Prostate specific antigen (PSA) —PSA is a protein made by the prostate gland. PSA levels may increase when a person has prostate cancer. It can also increase with other noncancerous conditions like BPH. It is not used by itself to diagnose BPH or cancer. It is part of a group of tests.

Residual urine determination—This measures the amount of urine left in the bladder after urination (peeing). This can be done with an abdominal ultrasound. A tube (catheter) may put into the bladder if an exact measure is needed.

Urine flow study—The pressure and flow of urine is measured. Low flow means there may be problems with the bladder.
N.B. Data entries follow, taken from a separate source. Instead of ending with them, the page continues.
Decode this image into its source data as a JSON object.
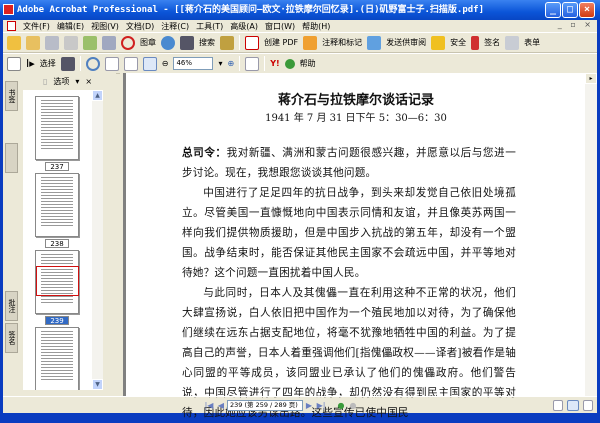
{
  "window": {
    "title": "Adobe Acrobat Professional - [[蒋介石的美国顾问—欧文·拉铁摩尔回忆录].(日)矶野富士子.扫描版.pdf]"
  },
  "menu": [
    "文件(F)",
    "编辑(E)",
    "视图(V)",
    "文档(D)",
    "注释(C)",
    "工具(T)",
    "高级(A)",
    "窗口(W)",
    "帮助(H)"
  ],
  "toolbar1": {
    "stamp": "图章",
    "search": "搜索",
    "create_pdf": "创建 PDF",
    "comment": "注释和标记",
    "review": "发送供审阅",
    "secure": "安全",
    "sign": "签名",
    "forms": "表单"
  },
  "toolbar2": {
    "select": "选择",
    "zoom": "46%",
    "help": "帮助"
  },
  "sidebar": {
    "options": "选项",
    "close": "×",
    "tabs": [
      "书签",
      "批注",
      "签名"
    ],
    "pages": [
      "237",
      "238",
      "239"
    ],
    "selected_page": "239"
  },
  "document": {
    "title": "蒋介石与拉铁摩尔谈话记录",
    "date": "1941 年 7 月 31 日下午 5：30—6：30",
    "speaker": "总司令：",
    "p1": "我对新疆、满洲和蒙古问题很感兴趣，并愿意以后与您进一步讨论。现在，我想跟您谈谈其他问题。",
    "p2": "中国进行了足足四年的抗日战争，到头来却发觉自己依旧处境孤立。尽管美国一直慷慨地向中国表示同情和友谊，并且像英苏两国一样向我们提供物质援助，但是中国步入抗战的第五年，却没有一个盟国。战争结束时，能否保证其他民主国家不会疏远中国，并平等地对待她？这个问题一直困扰着中国人民。",
    "p3": "与此同时，日本人及其傀儡一直在利用这种不正常的状况，他们大肆宣扬说，白人依旧把中国作为一个殖民地加以对待，为了确保他们继续在远东占据支配地位，将毫不犹豫地牺牲中国的利益。为了提高自己的声誉，日本人着重强调他们[指傀儡政权——译者]被看作是轴心同盟的平等成员，该同盟业已承认了他们的傀儡政府。他们警告说，中国尽管进行了四年的战争，却仍然没有得到民主国家的平等对待，因此她应该另谋出路。这些宣传已使中国民"
  },
  "status": {
    "page_field": "239 (第 259 / 289 页)"
  }
}
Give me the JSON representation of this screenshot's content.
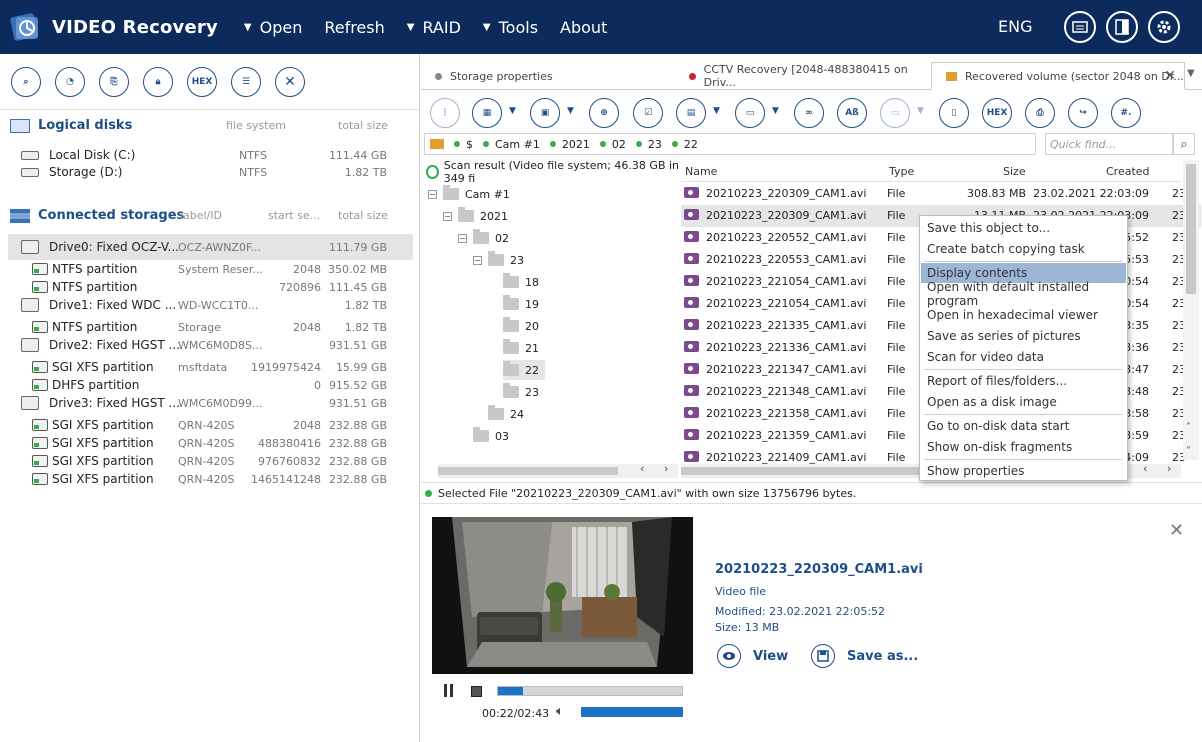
{
  "app": {
    "title": "VIDEO Recovery",
    "menu": [
      {
        "label": "Open",
        "caret": true
      },
      {
        "label": "Refresh",
        "caret": false
      },
      {
        "label": "RAID",
        "caret": true
      },
      {
        "label": "Tools",
        "caret": true
      },
      {
        "label": "About",
        "caret": false
      }
    ],
    "language": "ENG"
  },
  "left": {
    "toolbar_hex": "HEX",
    "logical_disks": {
      "title": "Logical disks",
      "col_fs": "file system",
      "col_size": "total size",
      "items": [
        {
          "name": "Local Disk (C:)",
          "fs": "NTFS",
          "size": "111.44 GB"
        },
        {
          "name": "Storage (D:)",
          "fs": "NTFS",
          "size": "1.82 TB"
        }
      ]
    },
    "connected": {
      "title": "Connected storages",
      "col_label": "label/ID",
      "col_start": "start se...",
      "col_size": "total size",
      "rows": [
        {
          "type": "drive",
          "name": "Drive0: Fixed OCZ-V...",
          "label": "OCZ-AWNZ0F...",
          "start": "",
          "size": "111.79 GB",
          "selected": true
        },
        {
          "type": "part",
          "name": "NTFS partition",
          "label": "System Reser...",
          "start": "2048",
          "size": "350.02 MB"
        },
        {
          "type": "part",
          "name": "NTFS partition",
          "label": "",
          "start": "720896",
          "size": "111.45 GB"
        },
        {
          "type": "drive",
          "name": "Drive1: Fixed WDC ...",
          "label": "WD-WCC1T0...",
          "start": "",
          "size": "1.82 TB"
        },
        {
          "type": "part",
          "name": "NTFS partition",
          "label": "Storage",
          "start": "2048",
          "size": "1.82 TB"
        },
        {
          "type": "drive",
          "name": "Drive2: Fixed HGST ...",
          "label": "WMC6M0D8S...",
          "start": "",
          "size": "931.51 GB"
        },
        {
          "type": "part",
          "name": "SGI XFS partition",
          "label": "msftdata",
          "start": "1919975424",
          "size": "15.99 GB"
        },
        {
          "type": "part",
          "name": "DHFS partition",
          "label": "",
          "start": "0",
          "size": "915.52 GB"
        },
        {
          "type": "drive",
          "name": "Drive3: Fixed HGST ...",
          "label": "WMC6M0D99...",
          "start": "",
          "size": "931.51 GB"
        },
        {
          "type": "part",
          "name": "SGI XFS partition",
          "label": "QRN-420S",
          "start": "2048",
          "size": "232.88 GB"
        },
        {
          "type": "part",
          "name": "SGI XFS partition",
          "label": "QRN-420S",
          "start": "488380416",
          "size": "232.88 GB"
        },
        {
          "type": "part",
          "name": "SGI XFS partition",
          "label": "QRN-420S",
          "start": "976760832",
          "size": "232.88 GB"
        },
        {
          "type": "part",
          "name": "SGI XFS partition",
          "label": "QRN-420S",
          "start": "1465141248",
          "size": "232.88 GB"
        }
      ]
    }
  },
  "tabs": [
    {
      "label": "Storage properties",
      "dot": "#888888"
    },
    {
      "label": "CCTV Recovery [2048-488380415 on Driv...",
      "dot": "#c0282d"
    },
    {
      "label": "Recovered volume (sector 2048 on Dr...",
      "dot": "folder"
    }
  ],
  "toolbar": {
    "hex": "HEX",
    "ab": "Aß",
    "hash": "#."
  },
  "path": {
    "segments": [
      "$",
      "Cam #1",
      "2021",
      "02",
      "23",
      "22"
    ],
    "quick_find_placeholder": "Quick find..."
  },
  "tree": {
    "root": "Scan result (Video file system; 46.38 GB in 349 fi",
    "nodes": [
      "Cam #1",
      "2021",
      "02",
      "23",
      "18",
      "19",
      "20",
      "21",
      "22",
      "23",
      "24",
      "03"
    ]
  },
  "files": {
    "columns": [
      "Name",
      "Type",
      "Size",
      "Created"
    ],
    "rows": [
      {
        "name": "20210223_220309_CAM1.avi",
        "type": "File",
        "size": "308.83 MB",
        "created": "23.02.2021 22:03:09",
        "extra": "23"
      },
      {
        "name": "20210223_220309_CAM1.avi",
        "type": "File",
        "size": "13.11 MB",
        "created": "23.02.2021 22:03:09",
        "extra": "23",
        "selected": true
      },
      {
        "name": "20210223_220552_CAM1.avi",
        "type": "File",
        "size": "",
        "created": "5:52",
        "extra": "23"
      },
      {
        "name": "20210223_220553_CAM1.avi",
        "type": "File",
        "size": "",
        "created": "5:53",
        "extra": "23"
      },
      {
        "name": "20210223_221054_CAM1.avi",
        "type": "File",
        "size": "",
        "created": "0:54",
        "extra": "23"
      },
      {
        "name": "20210223_221054_CAM1.avi",
        "type": "File",
        "size": "",
        "created": "0:54",
        "extra": "23"
      },
      {
        "name": "20210223_221335_CAM1.avi",
        "type": "File",
        "size": "",
        "created": "3:35",
        "extra": "23"
      },
      {
        "name": "20210223_221336_CAM1.avi",
        "type": "File",
        "size": "",
        "created": "3:36",
        "extra": "23"
      },
      {
        "name": "20210223_221347_CAM1.avi",
        "type": "File",
        "size": "",
        "created": "3:47",
        "extra": "23"
      },
      {
        "name": "20210223_221348_CAM1.avi",
        "type": "File",
        "size": "",
        "created": "3:48",
        "extra": "23"
      },
      {
        "name": "20210223_221358_CAM1.avi",
        "type": "File",
        "size": "",
        "created": "3:58",
        "extra": "23"
      },
      {
        "name": "20210223_221359_CAM1.avi",
        "type": "File",
        "size": "",
        "created": "3:59",
        "extra": "23"
      },
      {
        "name": "20210223_221409_CAM1.avi",
        "type": "File",
        "size": "",
        "created": "4:09",
        "extra": "23"
      }
    ]
  },
  "context_menu": {
    "groups": [
      [
        "Save this object to...",
        "Create batch copying task"
      ],
      [
        "Display contents",
        "Open with default installed program",
        "Open in hexadecimal viewer",
        "Save as series of pictures",
        "Scan for video data"
      ],
      [
        "Report of files/folders...",
        "Open as a disk image"
      ],
      [
        "Go to on-disk data start",
        "Show on-disk fragments"
      ],
      [
        "Show properties"
      ]
    ],
    "highlighted": "Display contents"
  },
  "status": "Selected File \"20210223_220309_CAM1.avi\" with own size 13756796 bytes.",
  "preview": {
    "file_name": "20210223_220309_CAM1.avi",
    "file_type": "Video file",
    "modified": "Modified: 23.02.2021 22:05:52",
    "size": "Size: 13 MB",
    "view_label": "View",
    "save_label": "Save as...",
    "time": "00:22/02:43",
    "progress_fraction": 0.135,
    "volume_fraction": 1.0
  },
  "colors": {
    "titlebar": "#0c2b5c",
    "accent": "#1f4e87",
    "highlight": "#9cb6d6",
    "green": "#2fb04a"
  }
}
It could also mean a blockage in the urethra.

Cystoscopy—A long, thin scope is put through the penis into the bladder. The scope will help the doctor to see inside the urethra, prostate, and bladder.

Cystometrogram —This test measures urine flow and bladder pressure. It is most often used when deciding on surgery.

Transrectal ultrasound—An ultrasound can create images of organs. This type uses a wand inserted into the rectum. This puts it closer to the prostate. It helps make better details in the images.


  • Benign prostatic hyperplasia (BPH). EBSCO DynaMed website. Available at: https://www.dynamed.com/condition/benign-prostatic-hyperplasia-bph.
  • Lerner LB, McVary KT, et al. Management of lower urinary tract symptoms attributed to benign prostatic hyperplasia: AUA GUIDELINE PART I-Initial Work-up and Medical Management. J Urol. 2021;206(4):806-817.
  • Management of benign prostatic hyperplasia/ lower urinary tract symptoms (2021). American Urological Association website. Available at: https://www.auanet.org/guidelines-and-quality/guidelines/benign-prostatic-hyperplasia-(bph)-guideline.
  • Prostate enlargement (benign prostatic hyperplasia). National Institute of Diabetes and Digestive and Kidney Diseases website. Available at: https://www.niddk.nih.gov/health-information/urologic-diseases/prostate-problems/prostate-enlargement-benign-prostatic-hyperplasia.


  • Mark D. Arredondo, MD
Last Updated:

This content is reviewed regularly and is updated when new and relevant evidence is made available. This information is neither intended nor implied to be a substitute for professional medical advice. Always seek the advice of your physician or other qualified health provider prior to starting any new treatment or with questions regarding a medical condition.